Shinji Mikami has long been revered for his work as a designer on some of video game classics; with titles like Resident Evil Series and Devil May Cry under his belt, his 2014 effort “The Evil Within” was naturally held to high standards, including my own. I completed the game in roughly 21 hours on the Nightmare (Hard) mode, when I was informed that I had died a total of 74 times in a beautiful variety of ways that anyone that can stomach a true horror game will fall in love with.
The game unfolds with the player immersing themselves into the life of police detective Sebastian ‘Seb’ Castellanos, an officer who has been assigned to investigate a string of murders around a mental hospital in Krimson City with his two colleagues; but it’s clear that this will not be an open and shut investigation. As Castellanos enters the hospital, he is greeted with a beautifully crafted waiting room decorated with the mutilated corpses of patients, civilians and other police officers. Soon after this catastrophic opening scene, Castellanos is separated from his colleagues as he is dropped into a maddening world of horrors.
The player has access to a standard arsenal of weapons, such as pistols, shotguns and sniper rifles. One unique feature I found particularly exciting about the game was the Agony Crossbow. The Crossbow can be loaded with many different types of bolts causing explosive, shocking, freezing and flash damage, adding a nice aspect to the combat aspect of the game play, as certain enemies can be severely wounded by some and yet barely even be stunned by others. Ammo in this game is scarce and can even be almost impossible to find, forcing players to make every single bullet count. I was forced to cut a temporary retreat to scavenge for more ammo to complete the job I had started.

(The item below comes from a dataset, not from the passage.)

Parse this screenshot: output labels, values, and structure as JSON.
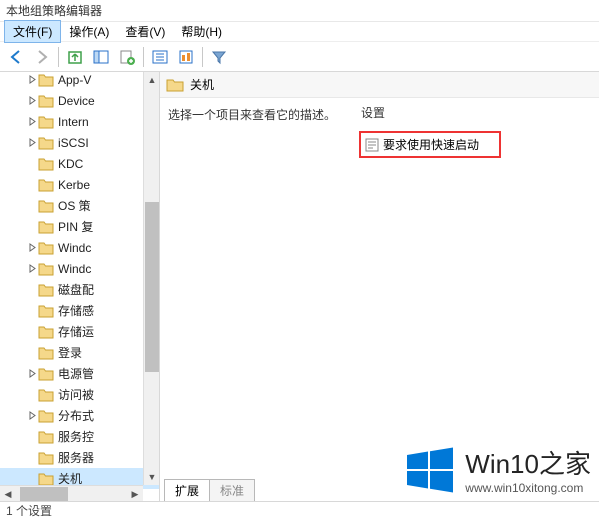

The environment of this game is unlike anything I have seen in a while, utilizing some of the eeriest light and shadow textures I’ve seen in a while. Every area was unique in its own disturbing way. This is not a game that will throw cheap jump scares in a players face, but will instead infiltrate the players mind, forcing them to drown in the game’s overall sense of dread as Sebastian starts to lose his own mind in this new world he treads through. The game uses some of the eeriest use of light and shadow textures I have ever seen a game. On an occasion or two more than I would like to admit, I even turned to open fire on my own shadow or jumped at a sudden noise in a utterly silent room. “The Evil Within” transports you through a diverse assortment of places with one theme tying them all together: an absolutely terrifying sense of atmosphere
For fans of the traditional horror survival game style, “The Evil Within” is truly a no brainer, but I would discourage people who are looking to try a new game to avoid this one. Right off the bat, I knew what this game was going to be about, and it kept up its outstanding appearance the entire way through an incredibly epic boss fight.